4:15 PM We waited almost an hour for this geyser, Old Faithful, to set off. Not a big fan of tourists… Too many selfie sticks.
Here’s a smaller one going ham.
When you’re turnt up in the restroom.
He looks kinda grumpy.
Of course the day I forget my camera is the day we run into a valley of bison.
There were so many babies!
Looks like someone gave up half way on tying a pigtail, or loose spaghetti strands on a hanger.
A large portion of the park had dead trees. “In all, 1.2 million acres burned in the greater Yellowstone area, including 793,000 acres of the park’s 2,221,800 total. On the single worst day, August 20, 2011, now known as “Black Saturday,” strong winds blew the flames across 150,000 acres.” For more info: http://www.yellowstonepark.com/1988-fires-yellowstone/
Camera shy. Or just hungry
Dinner of Champions
A gift shop’s attached to each rest area. Each one carries different merchandise. Oh, capitalism.
Can you see me?
Meanwhile back in Cody…
I am a bison.
3:44 PM Bison. Bison everywhere! Herds of them in Lamar Valley, away from the crowd. My time of the month finally decided to visit on top of the cold… Best timing ever.
Across from that.
I’d cuddle one if it didn’t have the power to end me.
Horseback rides through trails available.
This one did not like me.
Another black bear
Another black bear

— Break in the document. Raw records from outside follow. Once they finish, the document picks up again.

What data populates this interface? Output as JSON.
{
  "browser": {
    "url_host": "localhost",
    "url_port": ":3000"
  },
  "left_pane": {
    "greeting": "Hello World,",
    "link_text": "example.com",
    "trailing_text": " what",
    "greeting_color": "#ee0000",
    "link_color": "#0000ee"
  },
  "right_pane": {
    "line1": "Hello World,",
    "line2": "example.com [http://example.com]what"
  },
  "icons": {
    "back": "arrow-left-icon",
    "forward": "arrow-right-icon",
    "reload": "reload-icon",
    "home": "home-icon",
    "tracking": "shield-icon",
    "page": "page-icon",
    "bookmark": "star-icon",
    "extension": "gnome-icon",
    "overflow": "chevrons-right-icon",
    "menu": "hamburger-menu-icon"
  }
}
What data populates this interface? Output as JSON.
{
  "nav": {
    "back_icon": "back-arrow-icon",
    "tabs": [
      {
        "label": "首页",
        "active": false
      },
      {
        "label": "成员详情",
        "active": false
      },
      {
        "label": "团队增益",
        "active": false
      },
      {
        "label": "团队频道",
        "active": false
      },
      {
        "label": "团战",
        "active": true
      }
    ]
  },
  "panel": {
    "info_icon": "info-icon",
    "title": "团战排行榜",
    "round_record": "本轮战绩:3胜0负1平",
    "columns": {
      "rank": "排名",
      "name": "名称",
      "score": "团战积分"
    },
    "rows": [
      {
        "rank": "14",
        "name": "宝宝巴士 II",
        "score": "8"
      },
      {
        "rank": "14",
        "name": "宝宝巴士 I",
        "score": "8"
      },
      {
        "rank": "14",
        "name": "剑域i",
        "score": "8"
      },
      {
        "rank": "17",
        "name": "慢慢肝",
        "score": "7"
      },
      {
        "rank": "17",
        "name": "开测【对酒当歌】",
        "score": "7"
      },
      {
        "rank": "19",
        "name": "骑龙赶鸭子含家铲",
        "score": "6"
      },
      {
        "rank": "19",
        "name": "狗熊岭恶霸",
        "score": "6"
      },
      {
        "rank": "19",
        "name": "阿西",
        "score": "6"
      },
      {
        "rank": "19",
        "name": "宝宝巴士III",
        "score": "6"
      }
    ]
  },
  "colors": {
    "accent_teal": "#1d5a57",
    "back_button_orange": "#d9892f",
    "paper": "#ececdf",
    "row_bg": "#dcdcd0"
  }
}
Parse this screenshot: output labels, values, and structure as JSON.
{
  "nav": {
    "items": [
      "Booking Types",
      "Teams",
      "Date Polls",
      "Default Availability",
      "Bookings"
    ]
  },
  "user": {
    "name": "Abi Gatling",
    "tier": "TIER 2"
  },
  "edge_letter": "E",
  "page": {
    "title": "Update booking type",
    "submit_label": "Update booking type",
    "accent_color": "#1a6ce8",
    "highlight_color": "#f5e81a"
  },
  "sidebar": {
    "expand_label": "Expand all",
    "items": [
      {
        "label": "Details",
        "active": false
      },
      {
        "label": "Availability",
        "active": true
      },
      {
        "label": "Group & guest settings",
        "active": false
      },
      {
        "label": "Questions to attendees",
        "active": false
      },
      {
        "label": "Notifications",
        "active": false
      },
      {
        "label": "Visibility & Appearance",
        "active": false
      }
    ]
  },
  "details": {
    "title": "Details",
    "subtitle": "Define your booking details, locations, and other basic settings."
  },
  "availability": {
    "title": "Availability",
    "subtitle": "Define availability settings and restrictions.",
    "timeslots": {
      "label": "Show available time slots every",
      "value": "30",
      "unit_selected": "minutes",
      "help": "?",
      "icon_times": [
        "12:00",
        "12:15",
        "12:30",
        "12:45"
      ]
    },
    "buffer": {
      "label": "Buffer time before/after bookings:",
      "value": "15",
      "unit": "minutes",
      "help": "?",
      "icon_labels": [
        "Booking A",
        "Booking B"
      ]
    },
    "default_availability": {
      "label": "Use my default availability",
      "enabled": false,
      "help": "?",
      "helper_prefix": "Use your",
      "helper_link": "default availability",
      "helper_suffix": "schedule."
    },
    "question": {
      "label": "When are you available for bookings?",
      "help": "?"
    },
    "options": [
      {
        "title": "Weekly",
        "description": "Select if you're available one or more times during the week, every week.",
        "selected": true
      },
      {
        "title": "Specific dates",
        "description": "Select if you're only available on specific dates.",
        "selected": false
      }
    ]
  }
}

The left one didn’t like me.
🇺🇸🇺🇸🇺🇸 where the rangers stayed. A lot of people mistook it for a rest area.
6:59 PM Right outside Yellowstone in Buffalo Bill State Park, we passed a grizzly bear on the other side of the ravine/cliff!
Better stay out of its way.
A family full of kids were breaking their necks trying to get a better view. There was already a photographer at the edge of the cliff. He told me the bear had been around for 10 minutes or so, having previously fled into the forest after catching their scent, then returning just now with a gash on its side. “It’s just been in a fight,” he said.
On the way back to Cody in Buffalo Bill.
Tamed ones because I didn’t see any wilds.
1:29 PM The road back always feels faster. Cold’s practically gone (figures). I’m pumped to go back home and work on ideas and projects. Also, we saw a juvenile moose between Cody and Sheraton.
how’s it hangin
What a fulfilling animal and nature experience.
What a complete nightmare to sort through all these photos. I have enough photos of bison to start an erotic bison shop.